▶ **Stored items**
▼

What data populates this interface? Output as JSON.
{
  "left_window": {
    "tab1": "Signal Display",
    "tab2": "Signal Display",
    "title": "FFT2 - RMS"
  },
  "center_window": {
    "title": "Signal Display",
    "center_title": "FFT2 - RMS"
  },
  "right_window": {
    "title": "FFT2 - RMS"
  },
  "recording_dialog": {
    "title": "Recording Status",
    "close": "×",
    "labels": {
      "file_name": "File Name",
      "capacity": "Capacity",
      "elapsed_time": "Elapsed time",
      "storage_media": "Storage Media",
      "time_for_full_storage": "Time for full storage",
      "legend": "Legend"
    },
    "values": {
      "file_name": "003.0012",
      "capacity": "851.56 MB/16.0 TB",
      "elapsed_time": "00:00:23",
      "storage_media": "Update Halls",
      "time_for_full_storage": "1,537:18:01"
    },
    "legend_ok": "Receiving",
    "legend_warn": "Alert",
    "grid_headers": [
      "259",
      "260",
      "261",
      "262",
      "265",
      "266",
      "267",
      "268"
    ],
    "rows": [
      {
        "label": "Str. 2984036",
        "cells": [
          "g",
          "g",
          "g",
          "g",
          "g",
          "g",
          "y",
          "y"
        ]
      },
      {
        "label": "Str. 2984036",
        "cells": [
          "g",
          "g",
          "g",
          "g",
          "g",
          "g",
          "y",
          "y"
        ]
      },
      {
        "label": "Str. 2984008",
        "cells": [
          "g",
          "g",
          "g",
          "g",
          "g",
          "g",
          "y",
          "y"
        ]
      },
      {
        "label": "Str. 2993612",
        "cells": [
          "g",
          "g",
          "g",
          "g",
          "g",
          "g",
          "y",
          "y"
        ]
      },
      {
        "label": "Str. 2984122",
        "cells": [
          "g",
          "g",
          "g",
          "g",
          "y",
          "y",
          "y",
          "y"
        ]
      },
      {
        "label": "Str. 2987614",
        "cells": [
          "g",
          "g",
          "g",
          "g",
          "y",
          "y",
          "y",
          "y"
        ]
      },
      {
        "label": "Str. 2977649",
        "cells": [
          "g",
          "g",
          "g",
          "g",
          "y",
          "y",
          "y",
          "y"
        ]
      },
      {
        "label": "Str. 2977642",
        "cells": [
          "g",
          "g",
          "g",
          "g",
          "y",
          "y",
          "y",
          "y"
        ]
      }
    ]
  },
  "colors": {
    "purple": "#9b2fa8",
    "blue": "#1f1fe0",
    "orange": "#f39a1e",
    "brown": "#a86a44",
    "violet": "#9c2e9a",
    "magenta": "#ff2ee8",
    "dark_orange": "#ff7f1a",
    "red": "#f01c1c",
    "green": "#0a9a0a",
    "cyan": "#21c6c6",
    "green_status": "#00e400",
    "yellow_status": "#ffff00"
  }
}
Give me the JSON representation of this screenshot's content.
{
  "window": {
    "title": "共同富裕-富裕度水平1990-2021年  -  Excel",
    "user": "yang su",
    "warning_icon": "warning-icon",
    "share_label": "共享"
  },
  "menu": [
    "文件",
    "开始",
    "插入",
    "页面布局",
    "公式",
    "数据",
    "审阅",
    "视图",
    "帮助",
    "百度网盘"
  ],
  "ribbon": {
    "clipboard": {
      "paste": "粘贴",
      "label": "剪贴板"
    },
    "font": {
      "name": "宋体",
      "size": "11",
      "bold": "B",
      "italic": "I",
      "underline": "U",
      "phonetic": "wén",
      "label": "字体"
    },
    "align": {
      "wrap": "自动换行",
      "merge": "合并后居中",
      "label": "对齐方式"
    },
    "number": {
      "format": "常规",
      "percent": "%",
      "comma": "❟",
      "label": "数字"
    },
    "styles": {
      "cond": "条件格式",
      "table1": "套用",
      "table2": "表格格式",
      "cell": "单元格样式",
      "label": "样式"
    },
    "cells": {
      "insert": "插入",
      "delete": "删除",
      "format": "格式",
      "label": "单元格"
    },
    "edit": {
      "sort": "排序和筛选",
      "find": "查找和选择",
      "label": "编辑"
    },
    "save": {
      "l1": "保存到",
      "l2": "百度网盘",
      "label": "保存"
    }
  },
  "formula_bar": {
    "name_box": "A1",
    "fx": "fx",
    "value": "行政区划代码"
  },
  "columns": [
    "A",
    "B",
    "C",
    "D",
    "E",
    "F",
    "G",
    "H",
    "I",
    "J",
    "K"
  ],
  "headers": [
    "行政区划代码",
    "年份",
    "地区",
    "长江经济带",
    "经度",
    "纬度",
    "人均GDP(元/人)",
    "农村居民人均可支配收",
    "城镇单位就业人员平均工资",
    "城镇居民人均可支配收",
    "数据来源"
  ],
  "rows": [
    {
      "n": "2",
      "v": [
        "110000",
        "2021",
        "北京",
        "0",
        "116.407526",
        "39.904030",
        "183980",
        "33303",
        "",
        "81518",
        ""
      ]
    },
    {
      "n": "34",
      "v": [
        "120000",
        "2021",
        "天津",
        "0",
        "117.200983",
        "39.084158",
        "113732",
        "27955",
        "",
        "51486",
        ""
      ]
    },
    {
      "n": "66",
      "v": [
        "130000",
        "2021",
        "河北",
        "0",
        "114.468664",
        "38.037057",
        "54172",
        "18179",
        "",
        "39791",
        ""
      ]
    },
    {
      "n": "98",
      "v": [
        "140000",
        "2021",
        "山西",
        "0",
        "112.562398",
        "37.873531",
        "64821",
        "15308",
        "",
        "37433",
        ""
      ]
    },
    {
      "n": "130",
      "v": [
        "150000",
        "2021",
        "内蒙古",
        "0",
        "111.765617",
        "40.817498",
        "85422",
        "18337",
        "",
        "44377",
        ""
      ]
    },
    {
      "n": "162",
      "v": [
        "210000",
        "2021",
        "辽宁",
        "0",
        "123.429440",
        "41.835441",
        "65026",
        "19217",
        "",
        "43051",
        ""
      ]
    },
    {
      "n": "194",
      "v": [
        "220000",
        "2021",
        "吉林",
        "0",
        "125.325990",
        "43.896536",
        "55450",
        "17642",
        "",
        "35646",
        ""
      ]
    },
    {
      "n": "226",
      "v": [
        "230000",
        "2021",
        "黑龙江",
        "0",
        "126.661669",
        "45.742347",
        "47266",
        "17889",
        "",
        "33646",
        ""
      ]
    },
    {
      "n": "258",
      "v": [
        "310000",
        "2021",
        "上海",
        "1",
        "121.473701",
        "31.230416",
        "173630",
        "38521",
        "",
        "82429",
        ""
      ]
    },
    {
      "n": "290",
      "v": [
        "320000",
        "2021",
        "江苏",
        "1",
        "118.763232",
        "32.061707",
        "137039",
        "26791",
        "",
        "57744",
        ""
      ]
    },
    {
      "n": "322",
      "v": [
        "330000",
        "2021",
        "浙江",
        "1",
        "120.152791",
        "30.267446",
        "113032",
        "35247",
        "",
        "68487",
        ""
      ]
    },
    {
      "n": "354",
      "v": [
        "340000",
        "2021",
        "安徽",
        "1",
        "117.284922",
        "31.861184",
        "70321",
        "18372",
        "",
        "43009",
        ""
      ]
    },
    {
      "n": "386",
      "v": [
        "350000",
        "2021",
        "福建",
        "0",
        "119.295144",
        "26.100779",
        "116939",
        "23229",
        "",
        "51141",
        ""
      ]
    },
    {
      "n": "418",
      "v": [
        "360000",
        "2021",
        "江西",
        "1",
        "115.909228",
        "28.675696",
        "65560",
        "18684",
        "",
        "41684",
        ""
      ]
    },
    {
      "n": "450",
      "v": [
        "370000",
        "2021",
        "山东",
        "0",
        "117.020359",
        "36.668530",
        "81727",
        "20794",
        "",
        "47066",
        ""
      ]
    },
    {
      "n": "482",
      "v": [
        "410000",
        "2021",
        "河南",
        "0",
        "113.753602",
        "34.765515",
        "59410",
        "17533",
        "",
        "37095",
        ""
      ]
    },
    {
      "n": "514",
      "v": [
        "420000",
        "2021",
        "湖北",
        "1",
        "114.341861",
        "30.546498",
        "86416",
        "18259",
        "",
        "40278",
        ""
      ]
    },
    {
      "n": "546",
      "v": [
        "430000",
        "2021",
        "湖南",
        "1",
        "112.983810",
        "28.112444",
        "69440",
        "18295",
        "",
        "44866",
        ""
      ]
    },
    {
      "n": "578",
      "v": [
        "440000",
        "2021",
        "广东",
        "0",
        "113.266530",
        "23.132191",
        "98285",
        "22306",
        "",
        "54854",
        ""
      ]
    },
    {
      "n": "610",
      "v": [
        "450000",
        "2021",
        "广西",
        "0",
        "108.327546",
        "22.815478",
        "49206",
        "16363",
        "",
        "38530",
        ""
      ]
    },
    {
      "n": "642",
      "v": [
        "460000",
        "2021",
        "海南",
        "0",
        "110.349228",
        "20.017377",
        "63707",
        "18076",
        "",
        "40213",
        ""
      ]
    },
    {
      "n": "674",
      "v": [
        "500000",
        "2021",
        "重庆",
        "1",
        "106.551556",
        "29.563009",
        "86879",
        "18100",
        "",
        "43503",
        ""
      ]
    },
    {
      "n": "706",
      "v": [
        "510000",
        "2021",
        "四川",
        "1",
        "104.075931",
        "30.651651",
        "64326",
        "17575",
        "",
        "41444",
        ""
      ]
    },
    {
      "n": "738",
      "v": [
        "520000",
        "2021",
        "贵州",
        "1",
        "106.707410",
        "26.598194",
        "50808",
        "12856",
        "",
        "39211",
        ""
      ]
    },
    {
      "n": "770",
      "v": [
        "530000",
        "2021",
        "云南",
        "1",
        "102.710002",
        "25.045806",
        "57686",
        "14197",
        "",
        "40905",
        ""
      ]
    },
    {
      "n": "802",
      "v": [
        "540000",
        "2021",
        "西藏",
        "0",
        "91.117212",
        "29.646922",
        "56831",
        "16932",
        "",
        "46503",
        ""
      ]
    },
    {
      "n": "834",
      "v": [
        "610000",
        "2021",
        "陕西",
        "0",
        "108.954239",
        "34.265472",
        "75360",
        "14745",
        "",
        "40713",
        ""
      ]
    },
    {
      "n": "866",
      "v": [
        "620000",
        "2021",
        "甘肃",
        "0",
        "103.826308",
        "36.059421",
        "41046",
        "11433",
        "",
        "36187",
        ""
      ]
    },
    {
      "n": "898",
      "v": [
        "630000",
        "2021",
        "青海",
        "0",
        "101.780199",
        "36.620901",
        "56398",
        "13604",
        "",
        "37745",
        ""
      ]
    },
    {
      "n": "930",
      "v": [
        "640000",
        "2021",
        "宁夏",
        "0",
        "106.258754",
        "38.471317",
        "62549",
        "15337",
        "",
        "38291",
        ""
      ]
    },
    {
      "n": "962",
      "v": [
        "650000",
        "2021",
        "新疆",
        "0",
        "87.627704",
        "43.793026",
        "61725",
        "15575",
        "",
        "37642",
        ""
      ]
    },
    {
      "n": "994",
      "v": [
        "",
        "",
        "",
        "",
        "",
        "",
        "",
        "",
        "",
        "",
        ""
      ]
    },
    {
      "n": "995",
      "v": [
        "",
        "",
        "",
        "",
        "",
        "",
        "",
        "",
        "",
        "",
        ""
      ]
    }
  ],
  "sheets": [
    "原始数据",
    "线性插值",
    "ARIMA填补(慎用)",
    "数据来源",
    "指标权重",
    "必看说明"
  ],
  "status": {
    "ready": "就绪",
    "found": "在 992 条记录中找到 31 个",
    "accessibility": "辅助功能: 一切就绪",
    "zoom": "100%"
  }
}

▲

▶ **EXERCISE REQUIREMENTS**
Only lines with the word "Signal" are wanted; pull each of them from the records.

▶ **ANSWER FOR THIS EXERCISE**
    "tab1": "Signal Display",
    "tab2": "Signal Display",
    "title": "Signal Display",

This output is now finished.